Applying this meaning it is not necessary that the tenant in occupation must come in as tenant by privity of interests in the tenancy with the prior tenant who put up the structure that the latter may be deemed to be a predecessor-in-interest.
15. Language almost identical with the language of Section 3 is found in Section 5 of the Malabar Compensation for Tenants Improvements Act (Madras Act I of 1900). The relevant part of that section reads thus:
Every tenant shall on ejectment be entitled to compensation for improvements which have been made by him, his predecessor-in-interest or by any person not in occupation at the time of the ejectment who derived title from either of them and for which compensation has not already been paid.
16. In Thurpan v. Mamad Kasim Salt 17 I.C. 433 with reference to the said Section 5 of the Malabar Compensation for Tenants Improvements Act it is observed by a Division Bench of this Court:
It is quite sufficient that the improvements are on the land even if they were made by some previous occupant and it was not the case of either party that anybody except the second defendant was in occupation at the time of the suit.
17. In Kunhunni Nair v. Raman Menon (1929) 54 M.L.J. 179 another Division Bench decision while considering the meaning of the expression 'Predecessor-in-interest' in the said Section 5, the following observations of Mr. Justice Sundara Ayyar in his Malabar Law were accepted:
The words cannot be said to adequately describe the class of persons for whose improvements the tenant in possession is entitled to claim compensation.
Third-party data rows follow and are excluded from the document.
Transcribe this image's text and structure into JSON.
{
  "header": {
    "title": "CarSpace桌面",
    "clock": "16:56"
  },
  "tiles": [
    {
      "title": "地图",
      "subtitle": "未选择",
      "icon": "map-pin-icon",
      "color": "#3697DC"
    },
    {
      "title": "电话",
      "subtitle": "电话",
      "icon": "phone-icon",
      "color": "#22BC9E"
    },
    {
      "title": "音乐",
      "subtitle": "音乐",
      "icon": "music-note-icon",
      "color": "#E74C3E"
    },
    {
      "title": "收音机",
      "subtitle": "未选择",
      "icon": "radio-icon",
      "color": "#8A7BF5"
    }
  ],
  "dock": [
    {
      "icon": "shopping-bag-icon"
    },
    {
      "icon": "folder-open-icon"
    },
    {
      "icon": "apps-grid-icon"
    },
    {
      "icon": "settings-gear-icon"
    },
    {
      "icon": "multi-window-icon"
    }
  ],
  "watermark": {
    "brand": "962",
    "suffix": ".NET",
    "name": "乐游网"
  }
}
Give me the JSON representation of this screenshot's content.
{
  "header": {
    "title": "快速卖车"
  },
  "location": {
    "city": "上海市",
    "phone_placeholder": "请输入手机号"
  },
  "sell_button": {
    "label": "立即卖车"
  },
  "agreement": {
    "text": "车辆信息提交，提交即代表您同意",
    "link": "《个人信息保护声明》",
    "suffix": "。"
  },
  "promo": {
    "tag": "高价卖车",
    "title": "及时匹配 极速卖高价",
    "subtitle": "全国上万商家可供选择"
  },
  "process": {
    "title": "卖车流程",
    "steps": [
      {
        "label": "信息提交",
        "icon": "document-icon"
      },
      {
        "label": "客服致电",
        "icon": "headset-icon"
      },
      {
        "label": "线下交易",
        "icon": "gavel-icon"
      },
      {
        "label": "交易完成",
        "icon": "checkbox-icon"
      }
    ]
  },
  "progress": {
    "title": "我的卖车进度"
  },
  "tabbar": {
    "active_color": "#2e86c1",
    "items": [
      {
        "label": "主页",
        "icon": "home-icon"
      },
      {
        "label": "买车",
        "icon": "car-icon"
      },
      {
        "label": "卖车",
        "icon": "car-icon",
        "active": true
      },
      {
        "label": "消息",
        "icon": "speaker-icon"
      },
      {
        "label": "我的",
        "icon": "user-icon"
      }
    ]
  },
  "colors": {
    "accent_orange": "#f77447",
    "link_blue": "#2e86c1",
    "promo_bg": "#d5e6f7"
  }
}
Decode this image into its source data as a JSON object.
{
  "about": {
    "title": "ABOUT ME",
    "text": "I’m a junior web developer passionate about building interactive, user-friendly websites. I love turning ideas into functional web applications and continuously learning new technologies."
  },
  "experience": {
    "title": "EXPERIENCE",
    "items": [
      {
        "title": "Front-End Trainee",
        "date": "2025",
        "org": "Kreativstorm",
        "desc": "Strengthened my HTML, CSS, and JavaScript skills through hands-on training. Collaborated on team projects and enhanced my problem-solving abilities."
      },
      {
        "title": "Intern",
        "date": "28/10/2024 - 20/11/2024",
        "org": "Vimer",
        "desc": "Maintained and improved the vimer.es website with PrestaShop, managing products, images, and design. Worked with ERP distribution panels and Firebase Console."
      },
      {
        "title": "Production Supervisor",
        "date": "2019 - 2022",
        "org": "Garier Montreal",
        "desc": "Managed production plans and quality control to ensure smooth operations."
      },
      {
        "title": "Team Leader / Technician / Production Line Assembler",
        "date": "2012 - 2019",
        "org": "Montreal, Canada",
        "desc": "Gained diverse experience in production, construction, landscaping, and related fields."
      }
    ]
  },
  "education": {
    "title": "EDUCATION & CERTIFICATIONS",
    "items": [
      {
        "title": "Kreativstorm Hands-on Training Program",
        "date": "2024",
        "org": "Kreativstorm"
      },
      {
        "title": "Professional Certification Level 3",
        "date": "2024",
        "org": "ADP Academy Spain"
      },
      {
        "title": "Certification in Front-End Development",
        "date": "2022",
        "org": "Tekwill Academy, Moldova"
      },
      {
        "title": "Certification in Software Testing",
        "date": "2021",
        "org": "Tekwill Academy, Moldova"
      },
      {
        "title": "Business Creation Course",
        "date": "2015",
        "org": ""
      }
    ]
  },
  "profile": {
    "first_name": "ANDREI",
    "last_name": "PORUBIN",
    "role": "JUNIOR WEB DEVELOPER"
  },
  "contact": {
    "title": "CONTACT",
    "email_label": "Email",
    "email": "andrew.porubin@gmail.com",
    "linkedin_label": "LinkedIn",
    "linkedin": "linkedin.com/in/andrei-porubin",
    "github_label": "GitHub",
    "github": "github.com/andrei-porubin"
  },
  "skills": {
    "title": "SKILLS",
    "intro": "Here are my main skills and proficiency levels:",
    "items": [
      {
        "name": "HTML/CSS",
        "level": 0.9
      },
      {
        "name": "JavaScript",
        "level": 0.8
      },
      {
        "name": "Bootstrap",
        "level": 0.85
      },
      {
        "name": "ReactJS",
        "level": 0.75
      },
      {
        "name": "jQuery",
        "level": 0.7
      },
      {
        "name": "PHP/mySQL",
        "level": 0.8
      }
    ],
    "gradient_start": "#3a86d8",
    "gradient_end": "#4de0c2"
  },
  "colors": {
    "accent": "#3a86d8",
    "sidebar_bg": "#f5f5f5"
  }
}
Unless the word ' Predecessor-in-interest' is understood in a somewhat loose way, the section may not include many cases which must obviously have been intended to come within it. To cover obvious cases it may be necessary to understand the word 'Predecessor-in-interest' as the derivation of the word suggests as meaning 'one that went before him in interest' , some 'tenant' as understood by the Act who preceded him in occupation either immediately or immediately through others without the continuity being broken up by the intervention of the plaintiff.
18. In my view, the same wide meaning should be given to the word 'Predecessor in-interest' in Section 3 of the Act. The fact that it is not found in this case that the respondent is not an assignee of the tenancy from Thulukanathammal is therefore immaterial. Both the definition of tenant as well as the scope of Section 3 are wide in their terms and would clearly take in a person like the respondent who has been found to be the owner of the superstructure, and a tenant of the land prior to the 10th of September, 1955. If that much is found, it follows that he will be entitled to apply for sale of the land under Section 9 of the Act.
19. I see no reason to differ from the determination of the lower Court that the respondent is entitled to the benefits of the Madras City Tenants Protection Act and that he is entitled to relief under Section 9 of the Act. The order remanding the matter to the Court of first instance for appropriate further steps under the Madras City Tenants Protection Act has therefore to stand. The revision fails and is (dismissed and in the circumstances there will be no order as to costs.